+++ MATERIAL TO PROCESS +++

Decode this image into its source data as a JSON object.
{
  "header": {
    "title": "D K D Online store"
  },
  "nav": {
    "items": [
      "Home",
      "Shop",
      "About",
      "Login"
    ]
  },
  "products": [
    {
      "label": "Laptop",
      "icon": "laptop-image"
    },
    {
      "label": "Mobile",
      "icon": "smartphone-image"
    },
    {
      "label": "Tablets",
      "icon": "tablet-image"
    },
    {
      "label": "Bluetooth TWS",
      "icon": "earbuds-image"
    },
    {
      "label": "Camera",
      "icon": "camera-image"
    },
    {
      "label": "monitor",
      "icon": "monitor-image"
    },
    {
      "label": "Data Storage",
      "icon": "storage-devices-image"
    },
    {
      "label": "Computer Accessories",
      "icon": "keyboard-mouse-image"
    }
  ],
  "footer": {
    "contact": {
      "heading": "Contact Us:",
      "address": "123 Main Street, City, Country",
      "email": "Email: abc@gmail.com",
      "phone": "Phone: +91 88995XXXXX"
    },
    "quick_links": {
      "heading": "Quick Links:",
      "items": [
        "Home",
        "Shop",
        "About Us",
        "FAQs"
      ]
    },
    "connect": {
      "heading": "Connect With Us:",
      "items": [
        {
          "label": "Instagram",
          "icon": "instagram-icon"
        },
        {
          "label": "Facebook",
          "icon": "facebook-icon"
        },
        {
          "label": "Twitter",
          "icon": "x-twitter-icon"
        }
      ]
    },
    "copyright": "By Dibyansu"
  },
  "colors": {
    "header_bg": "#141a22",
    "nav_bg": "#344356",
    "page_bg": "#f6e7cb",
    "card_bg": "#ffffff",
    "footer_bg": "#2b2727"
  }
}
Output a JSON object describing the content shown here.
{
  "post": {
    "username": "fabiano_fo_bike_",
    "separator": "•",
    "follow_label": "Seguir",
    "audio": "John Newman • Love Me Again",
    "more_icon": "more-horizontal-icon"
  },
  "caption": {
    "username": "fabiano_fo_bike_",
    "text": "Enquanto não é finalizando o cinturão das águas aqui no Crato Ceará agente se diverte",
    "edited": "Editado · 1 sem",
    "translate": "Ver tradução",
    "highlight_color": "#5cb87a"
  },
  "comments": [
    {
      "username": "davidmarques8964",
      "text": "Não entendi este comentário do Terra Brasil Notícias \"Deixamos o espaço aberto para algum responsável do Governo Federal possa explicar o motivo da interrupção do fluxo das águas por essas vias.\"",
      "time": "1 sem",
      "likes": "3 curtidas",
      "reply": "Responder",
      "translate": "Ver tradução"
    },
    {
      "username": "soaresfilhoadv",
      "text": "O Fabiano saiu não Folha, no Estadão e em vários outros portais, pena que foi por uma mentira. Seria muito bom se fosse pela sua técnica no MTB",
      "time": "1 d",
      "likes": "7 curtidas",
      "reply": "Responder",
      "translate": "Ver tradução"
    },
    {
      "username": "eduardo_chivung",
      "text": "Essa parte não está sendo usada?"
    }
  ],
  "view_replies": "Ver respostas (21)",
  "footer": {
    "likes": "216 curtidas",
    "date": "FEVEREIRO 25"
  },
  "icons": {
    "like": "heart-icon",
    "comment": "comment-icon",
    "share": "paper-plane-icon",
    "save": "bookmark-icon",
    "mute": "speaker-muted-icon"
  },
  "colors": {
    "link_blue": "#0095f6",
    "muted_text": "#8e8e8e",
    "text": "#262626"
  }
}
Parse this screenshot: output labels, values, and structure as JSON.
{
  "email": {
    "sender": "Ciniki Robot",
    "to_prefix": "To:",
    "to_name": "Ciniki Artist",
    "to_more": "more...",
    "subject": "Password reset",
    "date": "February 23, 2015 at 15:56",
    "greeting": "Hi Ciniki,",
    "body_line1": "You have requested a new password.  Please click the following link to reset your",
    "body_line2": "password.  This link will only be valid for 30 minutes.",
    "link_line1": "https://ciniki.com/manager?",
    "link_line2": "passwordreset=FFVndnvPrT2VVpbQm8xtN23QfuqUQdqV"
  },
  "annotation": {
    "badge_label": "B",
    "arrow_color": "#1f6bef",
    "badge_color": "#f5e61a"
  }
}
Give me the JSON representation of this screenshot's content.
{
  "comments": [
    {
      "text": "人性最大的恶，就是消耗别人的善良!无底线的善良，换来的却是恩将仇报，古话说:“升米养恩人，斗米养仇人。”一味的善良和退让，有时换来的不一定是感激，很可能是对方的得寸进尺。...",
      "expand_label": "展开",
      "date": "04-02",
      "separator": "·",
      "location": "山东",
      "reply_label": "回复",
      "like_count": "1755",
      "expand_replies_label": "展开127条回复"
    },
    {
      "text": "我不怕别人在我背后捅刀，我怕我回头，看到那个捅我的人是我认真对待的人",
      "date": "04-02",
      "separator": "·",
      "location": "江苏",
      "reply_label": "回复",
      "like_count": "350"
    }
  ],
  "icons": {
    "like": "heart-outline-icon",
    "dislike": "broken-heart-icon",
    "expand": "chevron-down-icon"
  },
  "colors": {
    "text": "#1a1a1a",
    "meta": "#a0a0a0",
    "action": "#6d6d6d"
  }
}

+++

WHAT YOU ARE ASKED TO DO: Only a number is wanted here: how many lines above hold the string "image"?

SOLVED EXERCISE: 9